→ **STUDY MATERIAL**:
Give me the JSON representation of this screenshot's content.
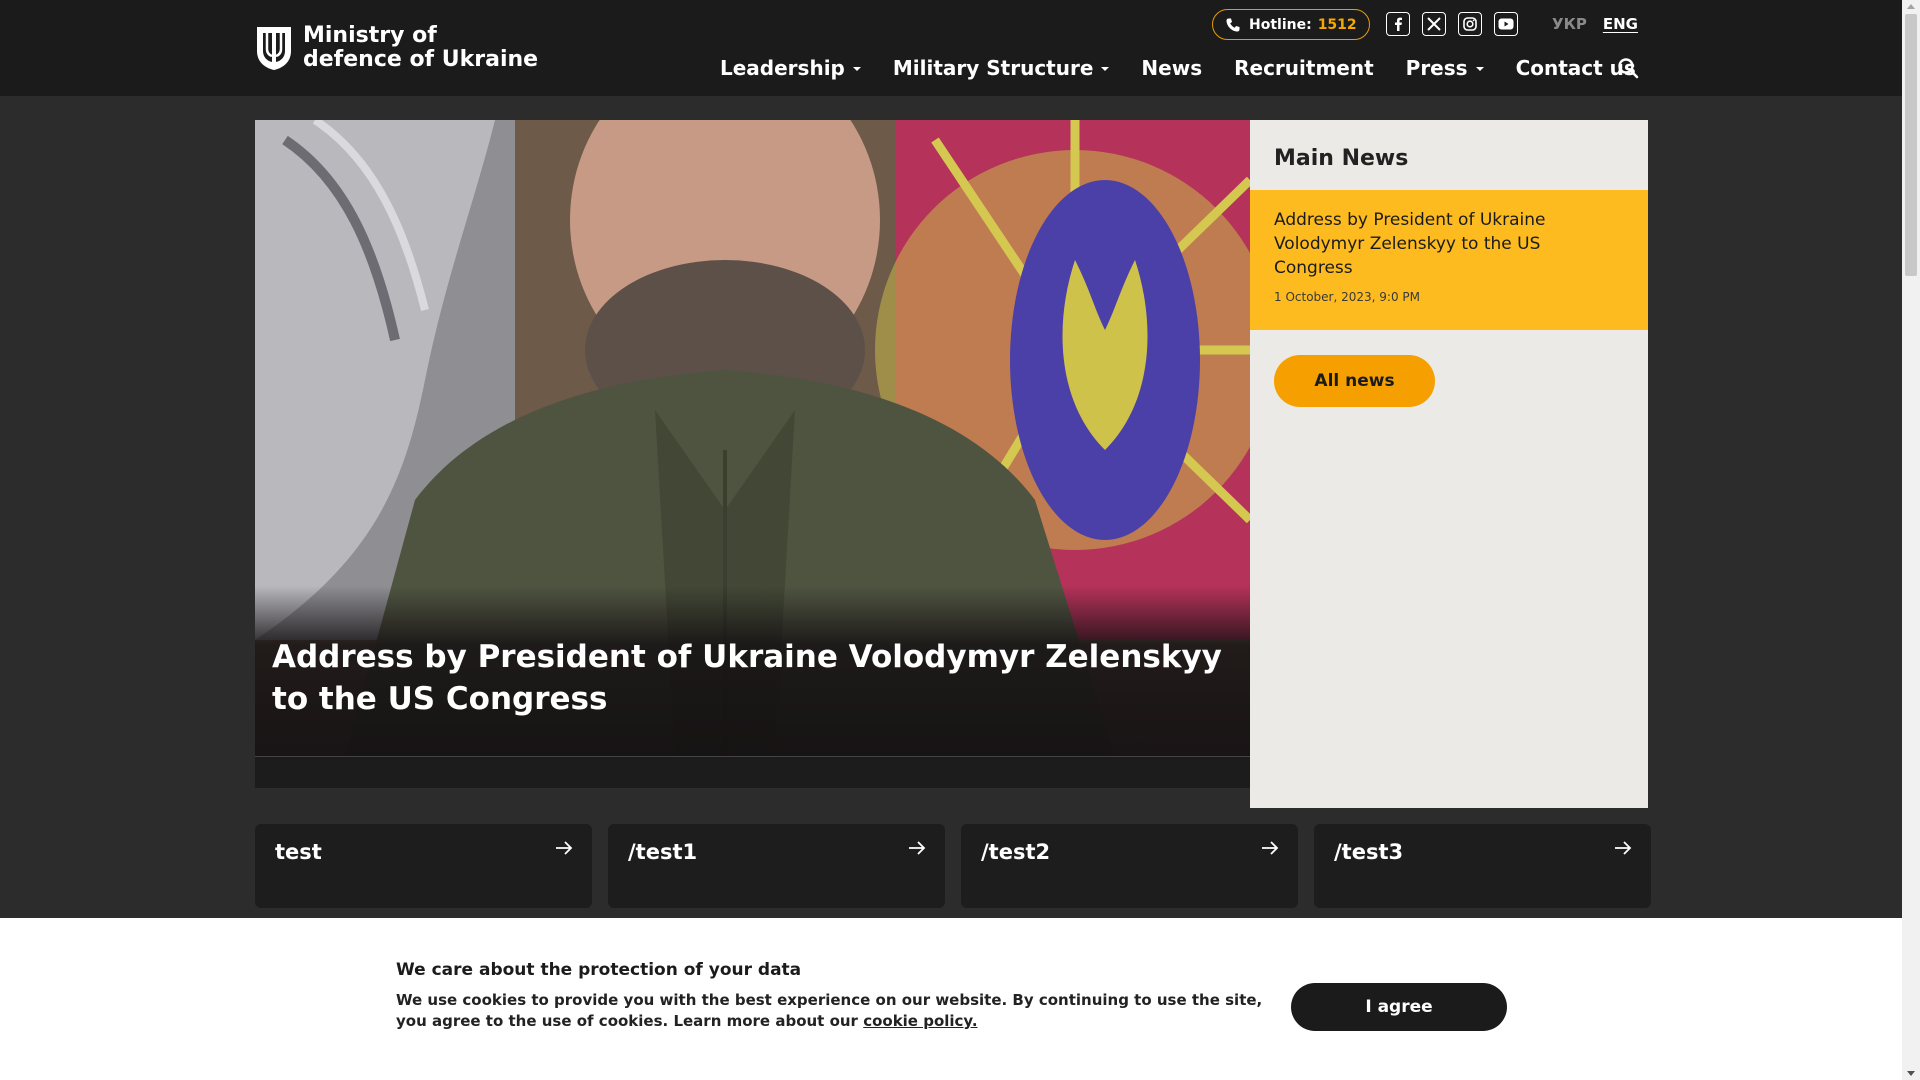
{
  "header": {
    "logo_line1": "Ministry of",
    "logo_line2": "defence of Ukraine",
    "hotline_label": "Hotline:",
    "hotline_number": "1512",
    "languages": {
      "ukr": "УКР",
      "eng": "ENG"
    },
    "nav": {
      "leadership": "Leadership",
      "military_structure": "Military Structure",
      "news": "News",
      "recruitment": "Recruitment",
      "press": "Press",
      "contact": "Contact us"
    }
  },
  "hero": {
    "title": "Address by President of Ukraine Volodymyr Zelenskyy to the US Congress"
  },
  "main_news": {
    "heading": "Main News",
    "item_title": "Address by President of Ukraine Volodymyr Zelenskyy to the US Congress",
    "item_date": "1 October, 2023, 9:0 PM",
    "all_news_label": "All news"
  },
  "cards": [
    "test",
    "/test1",
    "/test2",
    "/test3"
  ],
  "cookie": {
    "title": "We care about the protection of your data",
    "text": "We use cookies to provide you with the best experience on our website. By continuing to use the site, you agree to the use of cookies. Learn more about our",
    "link": "cookie policy.",
    "button": "I agree"
  },
  "colors": {
    "accent_yellow": "#fdbb1f",
    "accent_orange": "#f5a000",
    "header_bg": "#1b1b1b",
    "page_bg": "#2c2c2c"
  }
}
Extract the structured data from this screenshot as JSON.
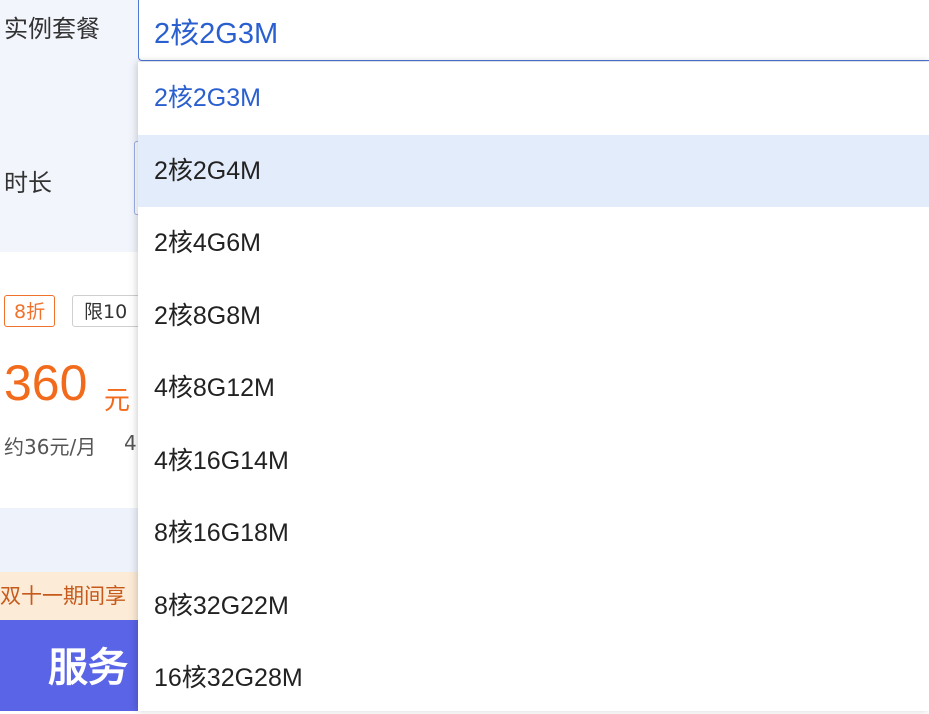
{
  "form": {
    "instance_label": "实例套餐",
    "duration_label": "时长"
  },
  "price_card": {
    "discount_tag": "8折",
    "limit_tag": "限10",
    "price": "360",
    "price_unit": "元",
    "monthly": "约36元/月",
    "monthly_extra": "4"
  },
  "promo": {
    "text": "双十一期间享"
  },
  "service": {
    "title": "服务"
  },
  "dropdown": {
    "selected_value": "2核2G3M",
    "hovered_index": 1,
    "options": [
      {
        "label": "2核2G3M",
        "state": "selected"
      },
      {
        "label": "2核2G4M",
        "state": "hovered"
      },
      {
        "label": "2核4G6M",
        "state": "normal"
      },
      {
        "label": "2核8G8M",
        "state": "normal"
      },
      {
        "label": "4核8G12M",
        "state": "normal"
      },
      {
        "label": "4核16G14M",
        "state": "normal"
      },
      {
        "label": "8核16G18M",
        "state": "normal"
      },
      {
        "label": "8核32G22M",
        "state": "normal"
      },
      {
        "label": "16核32G28M",
        "state": "normal"
      }
    ]
  },
  "colors": {
    "accent_blue": "#2a5fcf",
    "price_orange": "#f26a1b",
    "hover_bg": "#e3ecfa",
    "service_banner": "#5a64e6"
  }
}
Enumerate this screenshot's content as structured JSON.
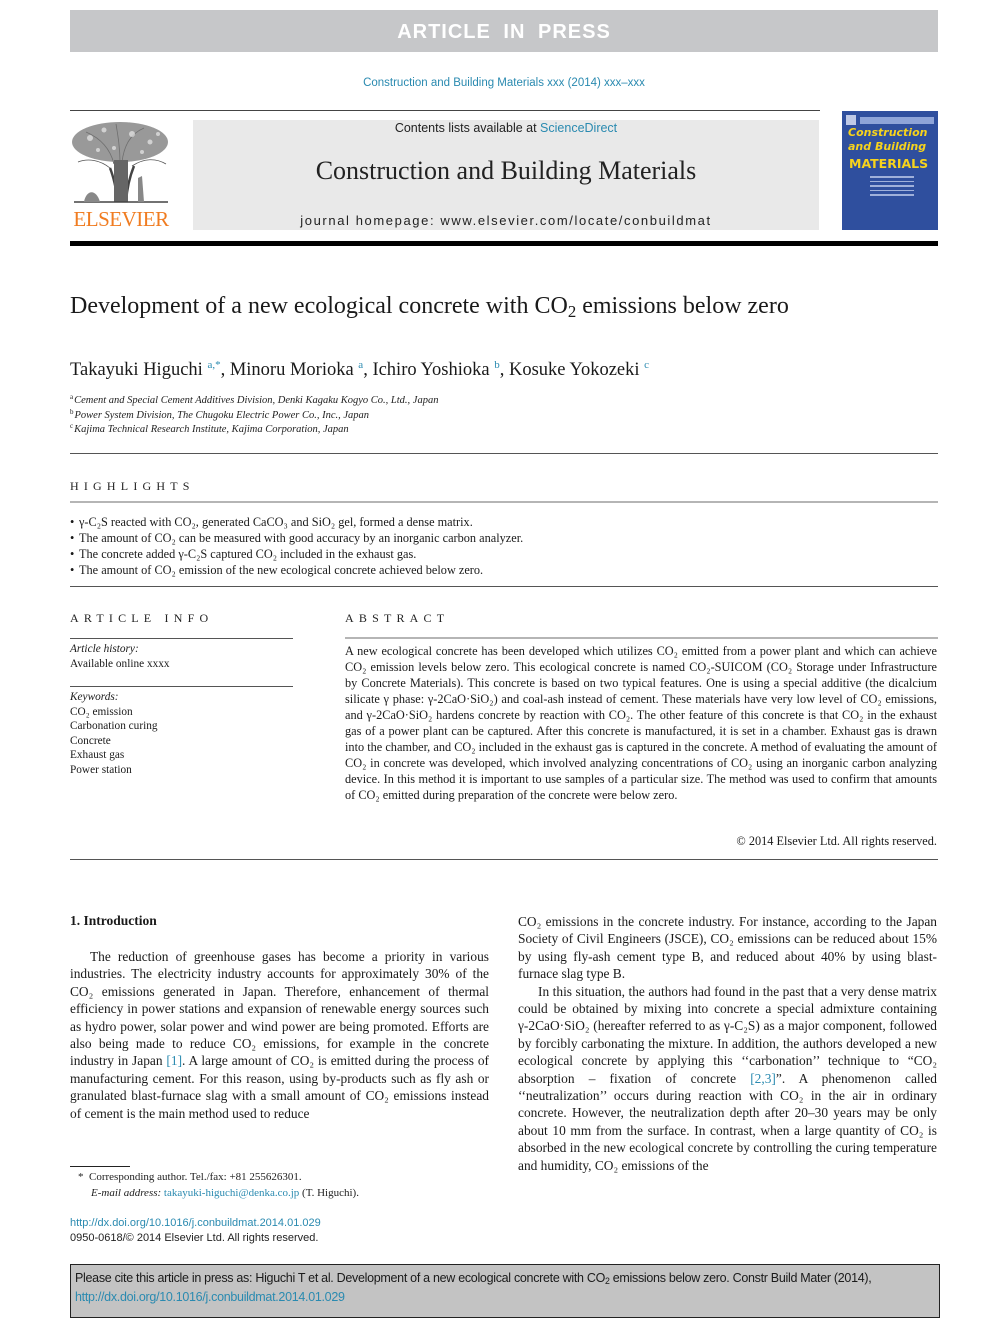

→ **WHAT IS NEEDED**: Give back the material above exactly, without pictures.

→ **EXPECTED ANSWER**:
Give me the JSON representation of this screenshot's content.
{
  "header": {
    "logo_line1": "Ministry of",
    "logo_line2": "defence of Ukraine",
    "hotline_label": "Hotline:",
    "hotline_number": "1512",
    "languages": {
      "ukr": "УКР",
      "eng": "ENG"
    },
    "nav": {
      "leadership": "Leadership",
      "military_structure": "Military Structure",
      "news": "News",
      "recruitment": "Recruitment",
      "press": "Press",
      "contact": "Contact us"
    }
  },
  "hero": {
    "title": "Address by President of Ukraine Volodymyr Zelenskyy to the US Congress"
  },
  "main_news": {
    "heading": "Main News",
    "item_title": "Address by President of Ukraine Volodymyr Zelenskyy to the US Congress",
    "item_date": "1 October, 2023, 9:0 PM",
    "all_news_label": "All news"
  },
  "cards": [
    "test",
    "/test1",
    "/test2",
    "/test3"
  ],
  "cookie": {
    "title": "We care about the protection of your data",
    "text": "We use cookies to provide you with the best experience on our website. By continuing to use the site, you agree to the use of cookies. Learn more about our",
    "link": "cookie policy.",
    "button": "I agree"
  },
  "colors": {
    "accent_yellow": "#fdbb1f",
    "accent_orange": "#f5a000",
    "header_bg": "#1b1b1b",
    "page_bg": "#2c2c2c"
  }
}
Extract the structured data from this screenshot as JSON.
{
  "form": {
    "instance_label": "实例套餐",
    "duration_label": "时长"
  },
  "price_card": {
    "discount_tag": "8折",
    "limit_tag": "限10",
    "price": "360",
    "price_unit": "元",
    "monthly": "约36元/月",
    "monthly_extra": "4"
  },
  "promo": {
    "text": "双十一期间享"
  },
  "service": {
    "title": "服务"
  },
  "dropdown": {
    "selected_value": "2核2G3M",
    "hovered_index": 1,
    "options": [
      {
        "label": "2核2G3M",
        "state": "selected"
      },
      {
        "label": "2核2G4M",
        "state": "hovered"
      },
      {
        "label": "2核4G6M",
        "state": "normal"
      },
      {
        "label": "2核8G8M",
        "state": "normal"
      },
      {
        "label": "4核8G12M",
        "state": "normal"
      },
      {
        "label": "4核16G14M",
        "state": "normal"
      },
      {
        "label": "8核16G18M",
        "state": "normal"
      },
      {
        "label": "8核32G22M",
        "state": "normal"
      },
      {
        "label": "16核32G28M",
        "state": "normal"
      }
    ]
  },
  "colors": {
    "accent_blue": "#2a5fcf",
    "price_orange": "#f26a1b",
    "hover_bg": "#e3ecfa",
    "service_banner": "#5a64e6"
  }
}
Enumerate this screenshot's content as structured JSON.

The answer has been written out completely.